G. R. Santosh was born in Srinagar, Kashmir in 1929. He was a self-taught artist and took up several odd jobs due to the death of his father and started to work as a sign board painter, silk weaver and white washing walls to support himself. Slowly, he began concentrating on commercial art and became a skilful papier-mache artist. In 1950, Santosh joined the Progressive Arts Association in Kashmir, formed as a result of painter S. H. Raza’s efforts to mobilize Kashmiri painters.
At the start of his career, Santosh painted realistic watercolour landscapes, inspired by his hometown. In 1954, he won the government scholarship to study Fine Arts under painter N. S. Bendre at the MS University, Baroda. While he was there, he produced a massive body of work including landscapes and figurative works. But soon there was a shift from a realistic to cubist style. He was greatly influenced by geometric shapes and the mysticism of the Kashmir valley. His treatment of snow-clad houses and the backwaters on the banks of river Jhelum reveals his finely tuned sense of visual perception and is an example of splendid semi-abstract treatment.

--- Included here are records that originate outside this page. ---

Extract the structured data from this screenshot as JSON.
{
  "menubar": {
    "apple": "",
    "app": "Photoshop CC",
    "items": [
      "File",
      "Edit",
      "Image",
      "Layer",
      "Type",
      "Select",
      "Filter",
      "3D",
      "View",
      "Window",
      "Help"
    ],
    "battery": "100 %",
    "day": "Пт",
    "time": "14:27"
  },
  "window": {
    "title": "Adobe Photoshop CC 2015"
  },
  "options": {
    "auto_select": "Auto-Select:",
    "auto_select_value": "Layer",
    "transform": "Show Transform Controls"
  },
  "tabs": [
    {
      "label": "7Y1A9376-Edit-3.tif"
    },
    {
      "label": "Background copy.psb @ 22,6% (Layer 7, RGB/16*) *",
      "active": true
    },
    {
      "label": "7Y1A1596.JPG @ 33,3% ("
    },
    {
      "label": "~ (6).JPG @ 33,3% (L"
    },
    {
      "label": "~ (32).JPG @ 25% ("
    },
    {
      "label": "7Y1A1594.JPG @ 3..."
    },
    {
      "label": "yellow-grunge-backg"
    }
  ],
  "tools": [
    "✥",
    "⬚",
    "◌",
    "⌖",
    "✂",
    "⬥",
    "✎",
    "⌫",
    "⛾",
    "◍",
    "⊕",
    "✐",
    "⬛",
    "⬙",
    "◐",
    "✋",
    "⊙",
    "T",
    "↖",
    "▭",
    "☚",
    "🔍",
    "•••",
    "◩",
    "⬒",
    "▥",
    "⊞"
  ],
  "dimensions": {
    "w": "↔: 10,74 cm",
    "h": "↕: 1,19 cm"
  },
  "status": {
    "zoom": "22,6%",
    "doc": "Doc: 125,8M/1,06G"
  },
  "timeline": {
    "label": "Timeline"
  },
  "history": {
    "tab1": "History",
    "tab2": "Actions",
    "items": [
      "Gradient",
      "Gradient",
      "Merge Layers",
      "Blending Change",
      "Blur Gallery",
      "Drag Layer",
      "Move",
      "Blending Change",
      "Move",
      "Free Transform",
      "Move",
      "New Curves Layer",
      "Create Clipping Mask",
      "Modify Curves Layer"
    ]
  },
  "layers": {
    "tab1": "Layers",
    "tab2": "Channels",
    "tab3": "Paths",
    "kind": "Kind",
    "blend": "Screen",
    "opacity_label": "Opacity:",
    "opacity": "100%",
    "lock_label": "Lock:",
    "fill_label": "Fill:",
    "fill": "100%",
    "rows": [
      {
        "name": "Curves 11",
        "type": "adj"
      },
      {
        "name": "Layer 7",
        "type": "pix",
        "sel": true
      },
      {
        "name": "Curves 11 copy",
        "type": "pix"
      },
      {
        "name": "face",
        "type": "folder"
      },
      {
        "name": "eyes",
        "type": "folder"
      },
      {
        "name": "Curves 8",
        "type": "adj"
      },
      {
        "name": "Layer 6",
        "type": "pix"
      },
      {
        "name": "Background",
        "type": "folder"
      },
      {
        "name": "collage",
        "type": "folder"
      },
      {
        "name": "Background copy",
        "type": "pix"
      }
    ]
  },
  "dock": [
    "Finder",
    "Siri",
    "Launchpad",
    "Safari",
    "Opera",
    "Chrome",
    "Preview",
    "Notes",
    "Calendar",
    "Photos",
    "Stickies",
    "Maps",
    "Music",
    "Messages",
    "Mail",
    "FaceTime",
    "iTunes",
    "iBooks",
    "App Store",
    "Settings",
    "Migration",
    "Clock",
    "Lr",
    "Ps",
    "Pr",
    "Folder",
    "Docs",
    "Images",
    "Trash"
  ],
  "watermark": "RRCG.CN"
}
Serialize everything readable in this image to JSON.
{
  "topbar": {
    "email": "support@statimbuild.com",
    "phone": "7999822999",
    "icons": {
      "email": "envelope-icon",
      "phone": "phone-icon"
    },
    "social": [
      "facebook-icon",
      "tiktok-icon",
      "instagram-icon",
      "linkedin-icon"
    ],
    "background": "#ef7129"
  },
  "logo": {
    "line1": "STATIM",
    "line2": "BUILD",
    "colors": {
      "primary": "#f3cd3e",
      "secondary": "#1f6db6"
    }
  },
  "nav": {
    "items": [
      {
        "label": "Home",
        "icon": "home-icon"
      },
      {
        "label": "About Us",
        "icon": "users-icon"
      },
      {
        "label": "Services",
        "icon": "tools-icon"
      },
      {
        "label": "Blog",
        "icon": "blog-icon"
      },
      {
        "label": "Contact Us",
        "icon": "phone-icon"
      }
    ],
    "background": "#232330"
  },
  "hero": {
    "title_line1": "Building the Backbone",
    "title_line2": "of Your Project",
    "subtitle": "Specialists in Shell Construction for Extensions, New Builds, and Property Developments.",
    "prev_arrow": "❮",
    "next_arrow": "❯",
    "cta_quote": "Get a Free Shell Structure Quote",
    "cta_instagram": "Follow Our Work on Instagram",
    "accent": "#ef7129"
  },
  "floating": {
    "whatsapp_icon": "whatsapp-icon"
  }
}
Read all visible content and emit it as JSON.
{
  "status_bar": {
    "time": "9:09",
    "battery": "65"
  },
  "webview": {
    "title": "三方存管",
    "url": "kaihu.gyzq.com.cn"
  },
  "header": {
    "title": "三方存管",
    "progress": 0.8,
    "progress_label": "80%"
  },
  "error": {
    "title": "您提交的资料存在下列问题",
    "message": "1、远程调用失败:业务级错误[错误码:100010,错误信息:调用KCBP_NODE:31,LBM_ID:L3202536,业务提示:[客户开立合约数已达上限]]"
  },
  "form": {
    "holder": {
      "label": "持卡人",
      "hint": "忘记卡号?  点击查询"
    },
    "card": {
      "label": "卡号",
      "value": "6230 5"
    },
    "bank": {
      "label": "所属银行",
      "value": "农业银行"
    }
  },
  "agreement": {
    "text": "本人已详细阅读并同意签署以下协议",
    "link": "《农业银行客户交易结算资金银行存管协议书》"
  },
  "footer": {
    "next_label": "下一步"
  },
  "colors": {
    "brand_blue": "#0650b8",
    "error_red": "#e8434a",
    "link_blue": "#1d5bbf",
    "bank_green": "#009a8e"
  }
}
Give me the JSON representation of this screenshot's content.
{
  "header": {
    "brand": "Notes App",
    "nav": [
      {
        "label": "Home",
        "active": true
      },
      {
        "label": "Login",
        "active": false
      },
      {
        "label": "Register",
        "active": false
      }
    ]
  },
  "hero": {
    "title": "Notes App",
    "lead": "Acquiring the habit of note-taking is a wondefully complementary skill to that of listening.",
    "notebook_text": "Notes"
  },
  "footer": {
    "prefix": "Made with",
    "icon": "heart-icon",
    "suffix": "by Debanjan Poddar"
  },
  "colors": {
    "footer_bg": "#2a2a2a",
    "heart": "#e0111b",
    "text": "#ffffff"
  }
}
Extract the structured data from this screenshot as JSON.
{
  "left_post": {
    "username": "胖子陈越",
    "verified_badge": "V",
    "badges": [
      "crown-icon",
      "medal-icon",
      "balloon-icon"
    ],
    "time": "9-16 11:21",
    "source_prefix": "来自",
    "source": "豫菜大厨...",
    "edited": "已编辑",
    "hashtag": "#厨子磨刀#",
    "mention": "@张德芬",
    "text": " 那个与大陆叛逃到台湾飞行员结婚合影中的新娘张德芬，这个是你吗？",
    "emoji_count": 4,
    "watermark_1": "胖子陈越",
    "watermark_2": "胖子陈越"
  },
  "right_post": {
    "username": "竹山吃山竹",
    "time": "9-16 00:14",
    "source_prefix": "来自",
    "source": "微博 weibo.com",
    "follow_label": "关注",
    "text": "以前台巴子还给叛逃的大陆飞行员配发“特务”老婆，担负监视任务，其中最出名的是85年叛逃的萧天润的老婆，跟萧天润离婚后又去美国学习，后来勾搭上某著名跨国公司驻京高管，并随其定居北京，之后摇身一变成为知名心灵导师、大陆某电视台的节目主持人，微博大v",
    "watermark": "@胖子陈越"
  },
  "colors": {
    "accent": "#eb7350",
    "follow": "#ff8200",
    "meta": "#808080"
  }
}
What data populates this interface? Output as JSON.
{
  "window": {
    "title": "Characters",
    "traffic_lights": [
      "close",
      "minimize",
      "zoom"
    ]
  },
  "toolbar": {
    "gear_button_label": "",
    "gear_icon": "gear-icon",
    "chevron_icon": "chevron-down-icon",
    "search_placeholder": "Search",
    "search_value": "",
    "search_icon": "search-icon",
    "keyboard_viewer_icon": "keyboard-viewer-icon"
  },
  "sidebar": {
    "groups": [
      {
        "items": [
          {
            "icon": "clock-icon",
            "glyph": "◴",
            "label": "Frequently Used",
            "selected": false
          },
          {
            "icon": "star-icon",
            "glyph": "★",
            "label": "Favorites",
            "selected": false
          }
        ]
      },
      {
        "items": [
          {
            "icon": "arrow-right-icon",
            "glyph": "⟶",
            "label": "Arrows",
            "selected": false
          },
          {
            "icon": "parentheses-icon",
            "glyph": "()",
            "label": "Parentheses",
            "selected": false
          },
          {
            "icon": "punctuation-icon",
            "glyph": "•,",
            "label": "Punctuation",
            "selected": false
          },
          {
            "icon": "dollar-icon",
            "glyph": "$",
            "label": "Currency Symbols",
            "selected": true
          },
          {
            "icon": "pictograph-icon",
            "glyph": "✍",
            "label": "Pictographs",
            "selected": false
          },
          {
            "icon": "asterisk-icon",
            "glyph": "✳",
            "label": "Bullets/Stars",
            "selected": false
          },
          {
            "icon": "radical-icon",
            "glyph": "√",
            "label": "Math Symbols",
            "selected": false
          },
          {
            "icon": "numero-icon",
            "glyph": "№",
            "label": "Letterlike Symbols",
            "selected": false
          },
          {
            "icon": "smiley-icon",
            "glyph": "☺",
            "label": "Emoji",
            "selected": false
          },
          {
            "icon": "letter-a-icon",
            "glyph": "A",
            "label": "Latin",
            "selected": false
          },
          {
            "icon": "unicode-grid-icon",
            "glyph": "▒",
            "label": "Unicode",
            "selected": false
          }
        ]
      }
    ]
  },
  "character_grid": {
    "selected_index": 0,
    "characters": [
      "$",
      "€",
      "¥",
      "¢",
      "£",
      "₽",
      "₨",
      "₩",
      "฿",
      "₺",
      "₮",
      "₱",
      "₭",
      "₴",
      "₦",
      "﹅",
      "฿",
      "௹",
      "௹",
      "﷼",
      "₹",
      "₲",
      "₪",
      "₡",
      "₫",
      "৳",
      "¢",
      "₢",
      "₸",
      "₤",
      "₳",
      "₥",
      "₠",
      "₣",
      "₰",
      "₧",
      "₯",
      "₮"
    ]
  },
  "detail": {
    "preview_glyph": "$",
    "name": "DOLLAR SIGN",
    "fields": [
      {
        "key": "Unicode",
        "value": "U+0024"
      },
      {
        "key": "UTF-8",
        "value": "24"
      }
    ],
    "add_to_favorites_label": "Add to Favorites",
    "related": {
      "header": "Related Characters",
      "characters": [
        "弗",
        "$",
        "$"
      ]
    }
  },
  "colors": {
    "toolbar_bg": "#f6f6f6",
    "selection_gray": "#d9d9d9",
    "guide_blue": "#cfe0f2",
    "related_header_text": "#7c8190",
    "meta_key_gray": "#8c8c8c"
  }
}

In the mid 60s, when the Bengal School, which dominated art scene then, wanted to combine the contemporary with traditional Indian art, Santosh stuck to his own individual style and preferred to follow the thought behind the composition. In Kashmir, he found inspiration in the Hindu and Buddhist tantric cults that co- existed along with sufi mysticism which had a deep impact on his works. His visit to Amarnath caves in 1964 made him stop painting to study Tantra.
Later, inspired by the Tantra philosophy, he based his works on the concept of Purusha – Prakriti cosmic creation. He created pure forms that combined the male and female form, and fused the sexual and spiritual. The artists’ contribution built up the neo-tantric school in the art world.He was also an acclaimed Kashmiri writer and poet, and he built his visual and verbal vocabulary around the Tantric philosophy.
Santosh held over 30 one man shows. He received the Lalit Kala Akademi award in 1973 and the Padma Shri in 1977 amongst many other awards. He died in 1997 in New Delhi.